Kevin Warwick talks about connecting the human mind to machines, of communicating between ourselves directly brain to brain and expanding our sensory, physical and intellectual capacities through technological implants. These sound like science fiction, but he has already tested them in experiments.
The scientist, engineer and cybernetics professor at Reading University has turned himself into a 'cyborg': a radiofrequency chip is implanted into his hand and he uses it to control the lighting and other devices in his office, and with a more complex group of electrodes in his arm he uses a robotic hand situated on the other side of the Atlantic Ocean and exchanges brain signals with his wife, who has the same implant .
Warwick recently explained his research and how artificial intelligence can change our lives, at a conference organised by Diario SUR and OpenMind, the scientific information portal of BBVA. The conference, titled 'Artificial intelligence: present and future', was held at the Pompidou Centre in Malaga.
Speaking straightforwardly and with a sense of humour, Warwick explained his research into brain-computer interface, through which the human nervous system communicates with different types of computers.
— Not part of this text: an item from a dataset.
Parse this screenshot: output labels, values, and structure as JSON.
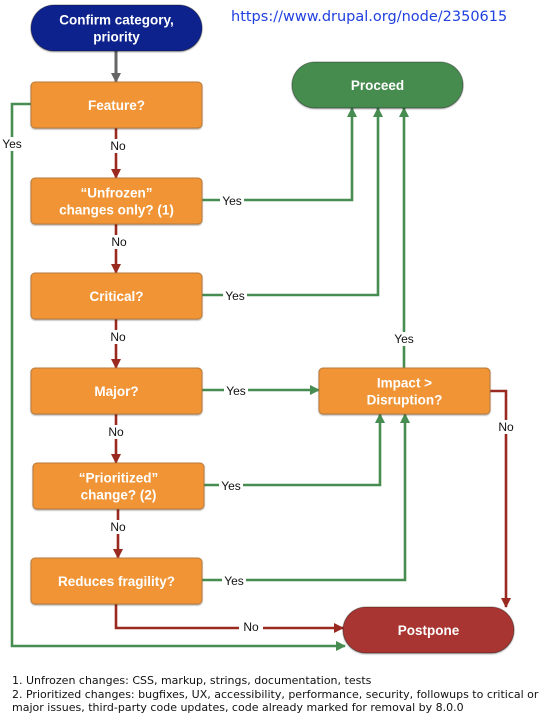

He believes that in the future, the frontier between people and machines will become blurred, and human beings will be "enhanced" with sensors and electrodes which will enable them to overcome their "numerous limitations". For example, one of his students had an implant with ultrasonic sensors which enabled him to detect the proximity of an object without using sight or hearing.
Another limitation which Kevin Warwick is trying to overcome, and the more decisive in his opinion, is communication. He says telepathy, or brain-to-brain communication, is possible and will change everything. He has achieved a first step. His wife has a similar electrode to his own and they established a purely electronic communication between the nervous systems of two human beings. They were only telegraphic signals, but served to demonstrate his theory. Through the same electrode, Warwick's nervous system was connected to internet at the University of Columbia in New York, and from there it was able to control a robotic arm at Reading University and obtain a response from sensors in the fingers. "In the future we'll be able to connect ourselves to cars and buildings," he said. "The mind and body don't have to be in the same place".
Warwick's research also has therapeutic applications. For example, through stimulating the brain with electric currents he has successfully stopped the trembling and other symptoms of a patient with Parkinson's. He now wants to create a device which predicts (through artificial intelligence) when the stimulus is necessary and applies the signals before the shaking occurs.
With regard to the ethical implications, he is aware of people's concern but says "If they are doing something in China, although it doesn't seem ethical to us we really need to research it and maybe use it differently. If facial recognition can be used to detect when one person is going to kill another, that person can be detained before he commits the crime. So the question is, do we want him to be detained, or not use facial recognition?" he says.